Saberhagen to auction off his Royals World Series ring, Cy Young Awards

It’s been nearly a dozen years since Bret Saberhagen last pitched in the major leagues, but he still has a burning desire to win.

Saberhagen recognized this when he decided to auction off much of his personal memorabilia at an online site that also features other former athletes.

“I still have that competitive fire in me,” Saberhagen said, “so to have Steve Garvey and Rollie Fingers and (John) Havlicek and a few other guys with stuff up on the auction, I slip from mine to theirs to see who’s doing better.”

Saberhagen amassed a treasure trove of memorabilia in a 16-year career that began in 1984 with the Royals. In eight seasons with the Royals, he won 110 games, two Cy Young awards and was a big part of the 1985 World Series championship team.

After being traded to the Mets, he also pitched with the Rockies and Red Sox, making the playoffs with the latter two teams. All told, he won 167 games.

Saberhagen initially rebuffed an offer to sell the items, but he realized that most of his collection was gathering dust in a storage unit. Now, proceeds from the sale will go to his charitable foundation and his four children.

The auction, conducted at SCPAuctions.com, concludes Saturday and includes 77 items, including Saberhagen’s 1985 World Series MVP trophy, his World Series ring, his Gold Glove Award and his Cy Young Awards.

There also are items from other players: a game-used autographed David Cone Royals jersey, a Cal Ripken Jr. signed batting helmet and signed jerseys from Bo Jackson, Ozzie Smith and Mo Vaughn.

And there are eclectic mementos like his high school basketball and baseball jerseys.
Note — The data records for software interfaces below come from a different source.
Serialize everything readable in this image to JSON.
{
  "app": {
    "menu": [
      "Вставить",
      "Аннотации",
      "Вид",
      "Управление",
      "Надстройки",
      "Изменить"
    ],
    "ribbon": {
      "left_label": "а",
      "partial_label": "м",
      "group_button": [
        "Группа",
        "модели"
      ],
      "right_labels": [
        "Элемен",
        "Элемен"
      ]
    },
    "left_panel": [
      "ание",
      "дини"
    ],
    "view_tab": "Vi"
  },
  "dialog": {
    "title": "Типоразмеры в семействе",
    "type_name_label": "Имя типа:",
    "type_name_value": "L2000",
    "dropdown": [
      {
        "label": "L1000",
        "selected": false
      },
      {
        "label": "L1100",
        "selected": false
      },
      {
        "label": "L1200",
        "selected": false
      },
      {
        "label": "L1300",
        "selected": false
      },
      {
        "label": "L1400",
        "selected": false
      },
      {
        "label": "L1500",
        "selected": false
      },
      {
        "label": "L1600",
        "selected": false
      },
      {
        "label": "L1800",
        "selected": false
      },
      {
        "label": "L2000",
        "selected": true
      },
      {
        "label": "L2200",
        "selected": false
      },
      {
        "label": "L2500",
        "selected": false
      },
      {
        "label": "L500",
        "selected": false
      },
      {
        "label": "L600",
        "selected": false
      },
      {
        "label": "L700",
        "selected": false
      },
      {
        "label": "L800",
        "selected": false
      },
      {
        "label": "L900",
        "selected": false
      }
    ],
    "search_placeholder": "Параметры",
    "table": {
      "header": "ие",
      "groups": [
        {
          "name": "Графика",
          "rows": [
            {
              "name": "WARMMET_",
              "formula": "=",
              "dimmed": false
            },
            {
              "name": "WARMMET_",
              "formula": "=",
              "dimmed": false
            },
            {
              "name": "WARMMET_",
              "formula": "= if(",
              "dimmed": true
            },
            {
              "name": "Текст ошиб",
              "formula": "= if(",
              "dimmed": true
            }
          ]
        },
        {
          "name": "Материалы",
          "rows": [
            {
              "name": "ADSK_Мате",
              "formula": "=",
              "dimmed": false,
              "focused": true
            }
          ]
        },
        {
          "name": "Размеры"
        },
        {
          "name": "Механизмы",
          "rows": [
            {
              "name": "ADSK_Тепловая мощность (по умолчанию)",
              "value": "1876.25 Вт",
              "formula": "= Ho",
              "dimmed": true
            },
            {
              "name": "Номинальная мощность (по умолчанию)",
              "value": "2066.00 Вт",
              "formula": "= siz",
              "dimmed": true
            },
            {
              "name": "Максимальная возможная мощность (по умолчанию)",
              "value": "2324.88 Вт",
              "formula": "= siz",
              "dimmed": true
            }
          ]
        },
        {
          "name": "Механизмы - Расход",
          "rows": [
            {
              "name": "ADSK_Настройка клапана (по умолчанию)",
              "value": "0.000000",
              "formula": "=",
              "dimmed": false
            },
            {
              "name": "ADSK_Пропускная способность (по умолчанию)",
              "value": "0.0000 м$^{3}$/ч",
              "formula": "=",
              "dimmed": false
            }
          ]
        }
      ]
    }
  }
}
“I didn’t open everything up and go through the stuff before they (the auction company) got there,” Saberhagen said. “So it was pretty cool because they were like little kids in a candy shop, opening up all these boxes and unwrapping the paper and they’d come across whatever it might be and (say) ‘Aw, this is great.’

“It was kind of fun to watch.”

Saberhagen said it wasn’t difficult to part with any of it, although he gave his four children a chance to take what they wanted.

“It was a little tough for my mom more than anybody,” he said. “She said basically said, ‘Why are you doing this?’ I said, ‘Mom, what’s this stuff going to do? I’m going to eventually pass away and it’s all going to be sitting in boxes.’

“Now it’s great, because somebody who really wants it is going to be able to cherish it and do what they want with it. So I’m excited about whoever ends up getting this stuff.”

Plus, he’s happy to help out his kids and The Bret Saberhagen Makes A Difference Foundation.

“It’s geared toward youth,” Saberhagen said of his foundation. “I’ve done everything from donating to autism, juvenile diabetes, did some stuff from Katrina for some schools back there that needed school supplies. Done stuff for little league youth organizations. So I’ve done some different things, but it’s always geared toward youth. It’s not any one thing I do all the time. It changes up.”